By Robert Birsel and Alan Raybould
Former Prime Minister Yingluck Shinawatra was in a “safe place” on Saturday, an aide said, after being held by Thailand’s army following its seizure of power this week, as opposition to the coup grew among her supporters and pro-democracy activists.
The army moved on Thursday after failing to forge a compromise in a power struggle between Yingluck’s populist government and the royalist establishment, which brought months of sometimes violent unrest to Bangkok’s streets.
The military detained Yingluck on Friday when she and 154 other people, mostly political associates, were summoned to an army facility in Bangkok.
A senior officer had told Reuters she could be held for up to a week and Thai media reported she had been taken to an army base in Saraburi province north of Bangkok, but an aide denied that.

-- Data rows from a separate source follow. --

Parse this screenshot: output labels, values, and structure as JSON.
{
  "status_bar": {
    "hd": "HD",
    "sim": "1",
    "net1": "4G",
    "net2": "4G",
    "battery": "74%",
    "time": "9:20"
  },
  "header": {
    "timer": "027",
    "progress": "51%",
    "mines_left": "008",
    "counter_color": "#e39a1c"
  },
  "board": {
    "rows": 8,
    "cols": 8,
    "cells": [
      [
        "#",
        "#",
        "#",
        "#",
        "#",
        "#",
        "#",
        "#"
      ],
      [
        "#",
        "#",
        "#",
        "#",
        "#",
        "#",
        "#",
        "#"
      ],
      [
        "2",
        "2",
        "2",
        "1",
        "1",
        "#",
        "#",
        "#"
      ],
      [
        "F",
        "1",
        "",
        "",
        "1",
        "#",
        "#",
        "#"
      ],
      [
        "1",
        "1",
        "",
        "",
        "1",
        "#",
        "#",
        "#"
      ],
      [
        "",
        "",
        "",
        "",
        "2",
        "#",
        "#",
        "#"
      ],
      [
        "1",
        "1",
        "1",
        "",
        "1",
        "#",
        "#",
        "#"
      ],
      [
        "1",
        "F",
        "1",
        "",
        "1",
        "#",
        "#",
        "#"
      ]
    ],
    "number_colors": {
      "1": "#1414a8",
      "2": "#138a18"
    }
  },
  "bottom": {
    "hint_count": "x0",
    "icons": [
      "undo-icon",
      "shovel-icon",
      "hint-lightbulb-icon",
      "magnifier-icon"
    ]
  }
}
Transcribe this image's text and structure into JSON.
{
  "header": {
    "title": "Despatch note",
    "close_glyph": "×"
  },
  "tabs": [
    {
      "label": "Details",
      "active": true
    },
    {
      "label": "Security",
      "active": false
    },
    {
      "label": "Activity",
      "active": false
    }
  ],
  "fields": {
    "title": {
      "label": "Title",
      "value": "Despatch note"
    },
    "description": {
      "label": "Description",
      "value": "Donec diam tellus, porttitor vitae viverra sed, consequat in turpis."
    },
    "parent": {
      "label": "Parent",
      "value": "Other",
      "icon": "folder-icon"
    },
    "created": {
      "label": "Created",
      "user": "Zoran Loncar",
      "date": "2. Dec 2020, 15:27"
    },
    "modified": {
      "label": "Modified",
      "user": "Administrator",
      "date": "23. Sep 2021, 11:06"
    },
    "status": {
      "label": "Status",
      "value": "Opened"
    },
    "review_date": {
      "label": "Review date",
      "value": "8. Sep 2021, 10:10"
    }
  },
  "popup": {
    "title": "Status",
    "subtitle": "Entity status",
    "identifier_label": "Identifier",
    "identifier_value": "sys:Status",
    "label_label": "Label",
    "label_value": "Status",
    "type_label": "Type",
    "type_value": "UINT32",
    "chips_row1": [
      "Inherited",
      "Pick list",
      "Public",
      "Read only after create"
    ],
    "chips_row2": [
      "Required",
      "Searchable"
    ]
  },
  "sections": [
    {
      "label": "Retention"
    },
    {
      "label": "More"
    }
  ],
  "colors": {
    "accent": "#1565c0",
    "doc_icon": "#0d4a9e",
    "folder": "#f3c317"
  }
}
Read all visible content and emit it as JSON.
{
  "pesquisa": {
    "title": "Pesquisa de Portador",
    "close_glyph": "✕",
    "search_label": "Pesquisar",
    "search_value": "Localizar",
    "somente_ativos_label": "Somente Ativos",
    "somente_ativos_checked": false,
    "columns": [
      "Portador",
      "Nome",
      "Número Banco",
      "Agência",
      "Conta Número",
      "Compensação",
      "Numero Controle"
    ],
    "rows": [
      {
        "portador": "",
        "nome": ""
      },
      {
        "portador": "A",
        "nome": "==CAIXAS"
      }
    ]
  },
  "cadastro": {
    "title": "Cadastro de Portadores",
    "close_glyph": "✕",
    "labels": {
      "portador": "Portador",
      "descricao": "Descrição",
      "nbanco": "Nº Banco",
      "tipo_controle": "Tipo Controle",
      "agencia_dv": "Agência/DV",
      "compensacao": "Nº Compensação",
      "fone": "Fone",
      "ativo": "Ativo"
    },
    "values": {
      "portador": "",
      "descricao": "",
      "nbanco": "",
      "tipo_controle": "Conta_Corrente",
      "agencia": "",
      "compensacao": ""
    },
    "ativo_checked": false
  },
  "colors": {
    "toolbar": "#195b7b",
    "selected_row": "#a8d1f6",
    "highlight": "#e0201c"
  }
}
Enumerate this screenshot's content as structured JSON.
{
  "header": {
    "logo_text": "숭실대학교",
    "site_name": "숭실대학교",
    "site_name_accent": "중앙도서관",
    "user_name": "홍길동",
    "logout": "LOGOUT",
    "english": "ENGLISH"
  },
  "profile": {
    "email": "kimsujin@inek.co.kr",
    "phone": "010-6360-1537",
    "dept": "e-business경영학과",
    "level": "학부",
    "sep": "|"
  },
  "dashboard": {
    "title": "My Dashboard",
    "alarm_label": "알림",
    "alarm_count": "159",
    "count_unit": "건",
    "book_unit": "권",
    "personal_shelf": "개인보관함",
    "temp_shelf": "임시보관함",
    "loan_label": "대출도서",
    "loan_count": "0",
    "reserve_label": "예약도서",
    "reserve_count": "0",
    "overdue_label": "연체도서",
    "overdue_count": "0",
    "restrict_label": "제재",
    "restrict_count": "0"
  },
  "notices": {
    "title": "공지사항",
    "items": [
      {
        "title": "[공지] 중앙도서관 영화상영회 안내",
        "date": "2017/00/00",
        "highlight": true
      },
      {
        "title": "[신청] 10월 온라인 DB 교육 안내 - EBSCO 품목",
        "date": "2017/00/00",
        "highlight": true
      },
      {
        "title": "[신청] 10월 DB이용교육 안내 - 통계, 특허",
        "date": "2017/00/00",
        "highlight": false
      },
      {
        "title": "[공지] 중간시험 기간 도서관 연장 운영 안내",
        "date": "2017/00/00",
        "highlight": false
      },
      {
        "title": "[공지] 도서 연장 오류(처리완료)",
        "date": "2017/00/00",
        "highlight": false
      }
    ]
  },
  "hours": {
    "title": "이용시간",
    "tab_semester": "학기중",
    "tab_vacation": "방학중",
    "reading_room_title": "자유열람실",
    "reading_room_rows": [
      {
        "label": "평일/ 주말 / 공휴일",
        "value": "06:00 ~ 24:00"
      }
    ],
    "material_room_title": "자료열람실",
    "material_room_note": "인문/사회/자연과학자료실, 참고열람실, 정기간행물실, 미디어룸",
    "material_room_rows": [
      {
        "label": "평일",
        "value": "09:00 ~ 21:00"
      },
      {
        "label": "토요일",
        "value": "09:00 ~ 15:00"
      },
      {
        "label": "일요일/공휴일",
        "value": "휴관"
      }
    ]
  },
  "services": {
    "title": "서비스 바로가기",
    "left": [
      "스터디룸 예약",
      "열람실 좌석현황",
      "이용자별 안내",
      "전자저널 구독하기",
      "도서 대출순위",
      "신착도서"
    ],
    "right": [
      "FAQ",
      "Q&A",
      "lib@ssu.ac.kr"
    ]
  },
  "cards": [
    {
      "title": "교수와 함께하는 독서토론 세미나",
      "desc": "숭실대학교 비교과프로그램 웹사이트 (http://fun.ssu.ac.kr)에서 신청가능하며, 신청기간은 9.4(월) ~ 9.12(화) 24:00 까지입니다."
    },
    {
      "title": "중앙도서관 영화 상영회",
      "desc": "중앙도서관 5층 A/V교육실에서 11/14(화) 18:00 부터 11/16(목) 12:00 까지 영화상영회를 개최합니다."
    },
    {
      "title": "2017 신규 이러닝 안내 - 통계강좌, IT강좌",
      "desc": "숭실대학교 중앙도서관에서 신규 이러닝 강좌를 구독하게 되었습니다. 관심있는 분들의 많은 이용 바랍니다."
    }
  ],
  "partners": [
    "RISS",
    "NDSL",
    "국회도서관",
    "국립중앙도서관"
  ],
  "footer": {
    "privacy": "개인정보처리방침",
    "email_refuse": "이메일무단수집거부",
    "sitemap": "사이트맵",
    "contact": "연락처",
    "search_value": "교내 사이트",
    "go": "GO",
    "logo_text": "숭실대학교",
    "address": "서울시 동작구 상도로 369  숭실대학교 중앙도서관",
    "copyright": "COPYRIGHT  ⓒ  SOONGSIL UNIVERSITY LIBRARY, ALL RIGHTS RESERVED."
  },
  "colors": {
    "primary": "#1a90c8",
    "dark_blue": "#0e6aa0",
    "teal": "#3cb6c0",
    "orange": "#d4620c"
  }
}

“Now she’s in a safe place … She has not been detained in any military camp. That’s all I can say at this moment,” the aide said, declining to be identified.
A source from her Puea Thai Party added: “We can’t say she is absolutely free because there are soldiers in the area, monitoring her.”
This source said several former ministers from her cabinet were being held in army facilities in Saraburi, neighbouring Lopburi province or Bangkok.
Army deputy spokesman Winthai Suvaree told a news conference on Saturday that anyone being held would not be detained for more than seven days. He did not mention Yingluck.
Thailand’s political woes are the latest chapter in a nearly decade-long clash between the Bangkok-based establishment and Thaksin Shinawatra, a former telecommunications tycoon who broke the mould of Thai politics with pro-poor policies that won him huge support and repeated electoral victories.
Thaksin was ousted in a 2006 coup and left the country after a 2008 graft conviction but he remains Thailand’s most influential politician and was the guiding hand behind the government of Yingluck, his sister.
Despite international calls for the restoration of democratic government, Army chief General Prayuth Chan-ocha has not promised a swift return to civilian rule, insisting there must be broad reforms and stability first.
“We must have economic, social and political reforms before elections,” he told hundreds of civil servants on Friday in his first comments on his plans since the coup.
“If the situation is peaceful, we are ready to return power to the people,” he added.
But reforms could take many months and stability could be elusive.
STIRRINGS OF OPPOSITION
The military has banned gatherings of more than five people, censored the media and imposed a 10 p.m to 5 a.m. curfew but that has not stopped some people from showing their disapproval.
Around 100 people gathered at a mall and entertainment complex in northern Bangkok on Saturday, holding up handwritten slogans such as “Anti the Coup”. Police officers tried to move them on but they were shouted down and retreated, a Reuters reporter said.
On Friday afternoon, several hundred people including students had gathered in a central Bangkok shopping district in what appeared to be a spontaneous show of opposition to the takeover rather than support for Thaksin and Yingluck. They say they will protest each day the military is in power.
Soldiers dispersed that crowd and at least one person was detained, a Reuters witness said.
A small crowd also staged a protest in the northern city of Chiang Mai, Thaksin’s hometown, on Friday, a Reuters witness said.
The real danger for the military would be a sustained mass campaign by Thaksin’s “red shirt” loyalists.
Thaksin’s supporters in his northern and northeastern heartlands have repeatedly said they would act if another pro-Thaksin government was forced from power unconstitutionally.
Thaksin has not commented publicly since the coup. He has lived in exile since 2008 rather than return to Thailand to face a jail sentence for an abuse of power conviction.
Activists say a “red shirt” group is organising a protest in northern Bangkok on Saturday in defiance of martial law.
A resolute, well-financed campaign by Thaksin’s red shirts, whose ranks include armed activists, would be a major test for the military.
The use of force to put down protesters could squander any legitimacy the military leaders may have after saying they took power in the first place to end violence and restore order.
A 2010 crackdown on Thaksin’s supporters ended in serious bloodshed and damage to the army’s image. Just over a year later a pro-Thaksin government was back in power after Yingluck’s sweeping election victory.